Malicious Chrome extensions aren't limited to the bottom of the barrel; one has over 5.5 million installations, the researchers said. That's where Hulk comes into play.

Hulk works in two ways. First, it creates "HoneyPages," Web pages specially crafted to trick an extension into displaying its malicious behavior. A common technique among cybercriminals is to create malicious Web pages designed to exploit browser vulnerabilities and infect computers. Hulk's HoneyPages use a similar idea, but to protect a computer instead of compromise it.

Second, Hulk built a "fuzzer," an automated script that tests each Chrome extension by throwing more than 1 million different URLs at it to see if it exhibits any strange behavior. (Fuzzing software with random data is a tried-and-true reliability-testing technique.)

Coincidentally, security researchers at Malwarebytes identified a suspicious extension that pretends to be a legitimate Evernote Web extension for the Chrome, Torch and Comodo Dragon browsers, all of which are based on the open-source Chromium browser. The fake extension tricks browsers into thinking it's the real Evernote Web app, but it actually fills your browser with unwanted advertisements. 

The University of California researchers may not make Hulk available to the public, as it's more of a research tool than a prevention tool. However, their USENIX paper on the study outlines several changes Google could make to its Chrome browser in order to keep users safer from malicious plugins.

Jill Scharr is a staff writer for Tom's Guide, where she regularly covers security, 3D printing and video games.
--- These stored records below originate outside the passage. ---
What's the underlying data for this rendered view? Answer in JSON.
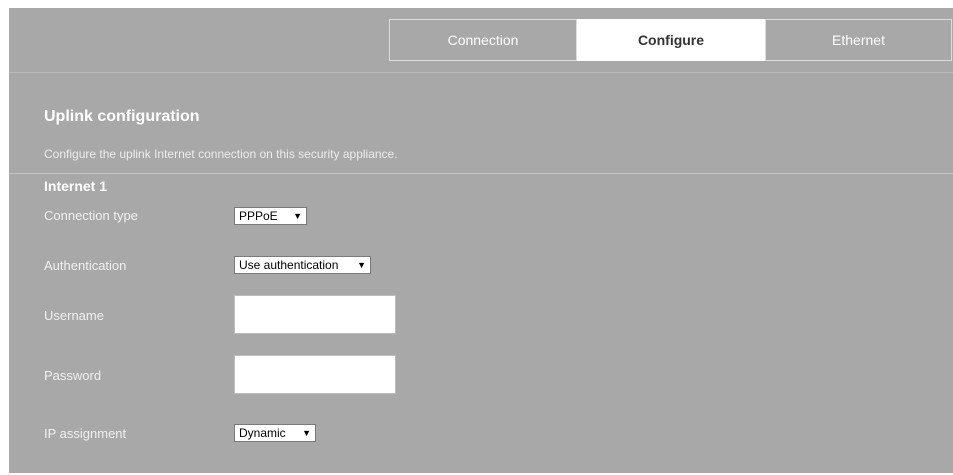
{
  "tabs": [
    {
      "label": "Connection"
    },
    {
      "label": "Configure"
    },
    {
      "label": "Ethernet"
    }
  ],
  "active_tab": "Configure",
  "page": {
    "title": "Uplink configuration",
    "description": "Configure the uplink Internet connection on this security appliance."
  },
  "section": {
    "title": "Internet 1"
  },
  "fields": {
    "connection_type": {
      "label": "Connection type",
      "value": "PPPoE"
    },
    "authentication": {
      "label": "Authentication",
      "value": "Use authentication"
    },
    "username": {
      "label": "Username",
      "value": ""
    },
    "password": {
      "label": "Password",
      "value": ""
    },
    "ip_assignment": {
      "label": "IP assignment",
      "value": "Dynamic"
    }
  },
  "icons": {
    "dropdown": "triangle-down-icon"
  },
  "colors": {
    "panel_bg": "#a8a8a8",
    "active_tab_bg": "#ffffff",
    "text": "#ffffff"
  }
}
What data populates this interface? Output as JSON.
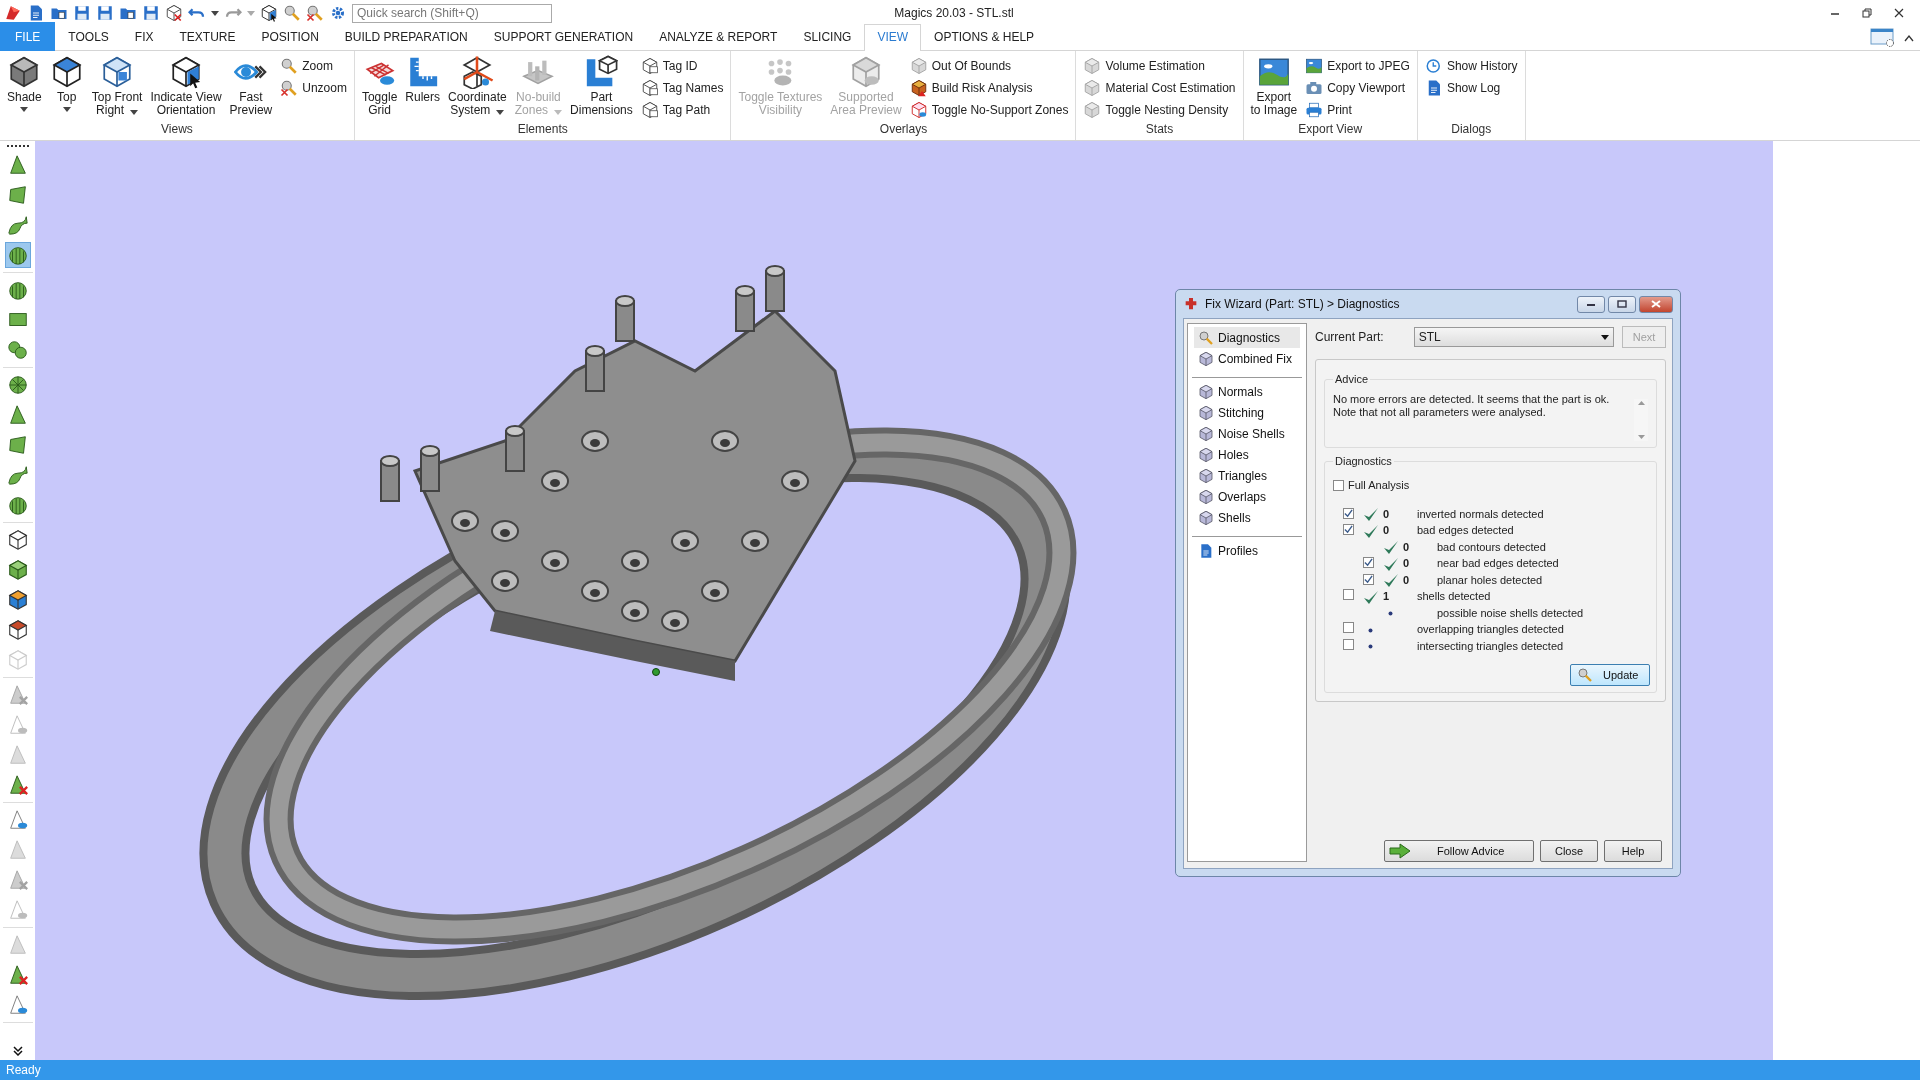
{
  "window": {
    "title": "Magics 20.03 - STL.stl"
  },
  "quick_search": {
    "placeholder": "Quick search (Shift+Q)"
  },
  "tabs": [
    {
      "label": "FILE",
      "kind": "file",
      "selected": false
    },
    {
      "label": "TOOLS",
      "kind": "tab",
      "selected": false
    },
    {
      "label": "FIX",
      "kind": "tab",
      "selected": false
    },
    {
      "label": "TEXTURE",
      "kind": "tab",
      "selected": false
    },
    {
      "label": "POSITION",
      "kind": "tab",
      "selected": false
    },
    {
      "label": "BUILD PREPARATION",
      "kind": "tab",
      "selected": false
    },
    {
      "label": "SUPPORT GENERATION",
      "kind": "tab",
      "selected": false
    },
    {
      "label": "ANALYZE & REPORT",
      "kind": "tab",
      "selected": false
    },
    {
      "label": "SLICING",
      "kind": "tab",
      "selected": false
    },
    {
      "label": "VIEW",
      "kind": "tab",
      "selected": true
    },
    {
      "label": "OPTIONS & HELP",
      "kind": "tab",
      "selected": false
    }
  ],
  "ribbon": {
    "groups": [
      {
        "label": "Views",
        "items": [
          {
            "kind": "large",
            "label": "Shade",
            "dropdown": true,
            "disabled": false
          },
          {
            "kind": "large",
            "label": "Top",
            "dropdown": true,
            "disabled": false
          },
          {
            "kind": "large",
            "label": "Top Front\nRight",
            "dropdown": true,
            "disabled": false
          },
          {
            "kind": "large",
            "label": "Indicate View\nOrientation",
            "dropdown": false,
            "disabled": false
          },
          {
            "kind": "large",
            "label": "Fast\nPreview",
            "dropdown": false,
            "disabled": false
          },
          {
            "kind": "stack",
            "items": [
              {
                "label": "Zoom",
                "disabled": false
              },
              {
                "label": "Unzoom",
                "disabled": false
              }
            ]
          }
        ]
      },
      {
        "label": "Elements",
        "items": [
          {
            "kind": "large",
            "label": "Toggle\nGrid",
            "dropdown": false,
            "disabled": false
          },
          {
            "kind": "large",
            "label": "Rulers",
            "dropdown": false,
            "disabled": false
          },
          {
            "kind": "large",
            "label": "Coordinate\nSystem",
            "dropdown": true,
            "disabled": false
          },
          {
            "kind": "large",
            "label": "No-build\nZones",
            "dropdown": true,
            "disabled": true
          },
          {
            "kind": "large",
            "label": "Part\nDimensions",
            "dropdown": false,
            "disabled": false
          },
          {
            "kind": "stack",
            "items": [
              {
                "label": "Tag ID",
                "disabled": false
              },
              {
                "label": "Tag Names",
                "disabled": false
              },
              {
                "label": "Tag Path",
                "disabled": false
              }
            ]
          }
        ]
      },
      {
        "label": "Overlays",
        "items": [
          {
            "kind": "large",
            "label": "Toggle Textures\nVisibility",
            "dropdown": false,
            "disabled": true
          },
          {
            "kind": "large",
            "label": "Supported\nArea Preview",
            "dropdown": false,
            "disabled": true
          },
          {
            "kind": "stack",
            "items": [
              {
                "label": "Out Of Bounds",
                "disabled": true
              },
              {
                "label": "Build Risk Analysis",
                "disabled": false
              },
              {
                "label": "Toggle No-Support Zones",
                "disabled": false
              }
            ]
          }
        ]
      },
      {
        "label": "Stats",
        "items": [
          {
            "kind": "stack",
            "items": [
              {
                "label": "Volume Estimation",
                "disabled": true
              },
              {
                "label": "Material Cost Estimation",
                "disabled": true
              },
              {
                "label": "Toggle Nesting Density",
                "disabled": true
              }
            ]
          }
        ]
      },
      {
        "label": "Export View",
        "items": [
          {
            "kind": "large",
            "label": "Export\nto Image",
            "dropdown": false,
            "disabled": false
          },
          {
            "kind": "stack",
            "items": [
              {
                "label": "Export to JPEG",
                "disabled": false
              },
              {
                "label": "Copy Viewport",
                "disabled": false
              },
              {
                "label": "Print",
                "disabled": false
              }
            ]
          }
        ]
      },
      {
        "label": "Dialogs",
        "items": [
          {
            "kind": "stack",
            "items": [
              {
                "label": "Show History",
                "disabled": false
              },
              {
                "label": "Show Log",
                "disabled": false
              }
            ]
          }
        ]
      }
    ]
  },
  "left_toolbar": {
    "groups": [
      {
        "tools": [
          {
            "selected": false,
            "disabled": false
          },
          {
            "selected": false,
            "disabled": false
          },
          {
            "selected": false,
            "disabled": false
          },
          {
            "selected": true,
            "disabled": false
          }
        ]
      },
      {
        "tools": [
          {
            "selected": false,
            "disabled": false
          },
          {
            "selected": false,
            "disabled": false
          },
          {
            "selected": false,
            "disabled": false
          }
        ]
      },
      {
        "tools": [
          {
            "selected": false,
            "disabled": false
          },
          {
            "selected": false,
            "disabled": false
          },
          {
            "selected": false,
            "disabled": false
          },
          {
            "selected": false,
            "disabled": false
          },
          {
            "selected": false,
            "disabled": false
          }
        ]
      },
      {
        "tools": [
          {
            "selected": false,
            "disabled": false
          },
          {
            "selected": false,
            "disabled": false
          },
          {
            "selected": false,
            "disabled": false
          },
          {
            "selected": false,
            "disabled": false
          },
          {
            "selected": false,
            "disabled": true
          }
        ]
      },
      {
        "tools": [
          {
            "selected": false,
            "disabled": true
          },
          {
            "selected": false,
            "disabled": true
          },
          {
            "selected": false,
            "disabled": true
          },
          {
            "selected": false,
            "disabled": false
          }
        ]
      },
      {
        "tools": [
          {
            "selected": false,
            "disabled": false
          },
          {
            "selected": false,
            "disabled": true
          },
          {
            "selected": false,
            "disabled": true
          },
          {
            "selected": false,
            "disabled": true
          }
        ]
      },
      {
        "tools": [
          {
            "selected": false,
            "disabled": true
          },
          {
            "selected": false,
            "disabled": false
          },
          {
            "selected": false,
            "disabled": false
          }
        ]
      }
    ]
  },
  "fix_wizard": {
    "title": "Fix Wizard (Part: STL) > Diagnostics",
    "nav_groups": [
      {
        "items": [
          {
            "label": "Diagnostics",
            "selected": true
          },
          {
            "label": "Combined Fix",
            "selected": false
          }
        ]
      },
      {
        "items": [
          {
            "label": "Normals",
            "selected": false
          },
          {
            "label": "Stitching",
            "selected": false
          },
          {
            "label": "Noise Shells",
            "selected": false
          },
          {
            "label": "Holes",
            "selected": false
          },
          {
            "label": "Triangles",
            "selected": false
          },
          {
            "label": "Overlaps",
            "selected": false
          },
          {
            "label": "Shells",
            "selected": false
          }
        ]
      },
      {
        "items": [
          {
            "label": "Profiles",
            "selected": false
          }
        ]
      }
    ],
    "current_part": {
      "label": "Current Part:",
      "value": "STL"
    },
    "next_button": {
      "label": "Next",
      "disabled": true
    },
    "advice": {
      "legend": "Advice",
      "text": "No more errors are detected. It seems that the part is ok.\nNote that not all parameters were analysed."
    },
    "diagnostics": {
      "legend": "Diagnostics",
      "full_analysis": {
        "label": "Full Analysis",
        "checked": false
      },
      "rows": [
        {
          "checked": true,
          "passed": true,
          "count": "0",
          "label": "inverted normals detected"
        },
        {
          "checked": true,
          "passed": true,
          "count": "0",
          "label": "bad edges detected",
          "children": [
            {
              "passed": true,
              "count": "0",
              "label": "bad contours detected"
            },
            {
              "checked": true,
              "passed": true,
              "count": "0",
              "label": "near bad edges detected"
            },
            {
              "checked": true,
              "passed": true,
              "count": "0",
              "label": "planar holes detected"
            }
          ]
        },
        {
          "checked": false,
          "passed": true,
          "count": "1",
          "label": "shells detected",
          "children": [
            {
              "passed": false,
              "label": "possible noise shells detected"
            }
          ]
        },
        {
          "checked": false,
          "passed": false,
          "label": "overlapping triangles detected"
        },
        {
          "checked": false,
          "passed": false,
          "label": "intersecting triangles detected"
        }
      ],
      "update_button": "Update"
    },
    "buttons": [
      {
        "label": "Follow Advice",
        "kind": "advice"
      },
      {
        "label": "Close",
        "kind": "plain"
      },
      {
        "label": "Help",
        "kind": "plain"
      }
    ]
  },
  "status_bar": {
    "text": "Ready"
  }
}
You can follow Jill on Twitter @JillScharr and on Google+. Follow us @tomsguide, on Facebook and on Google+.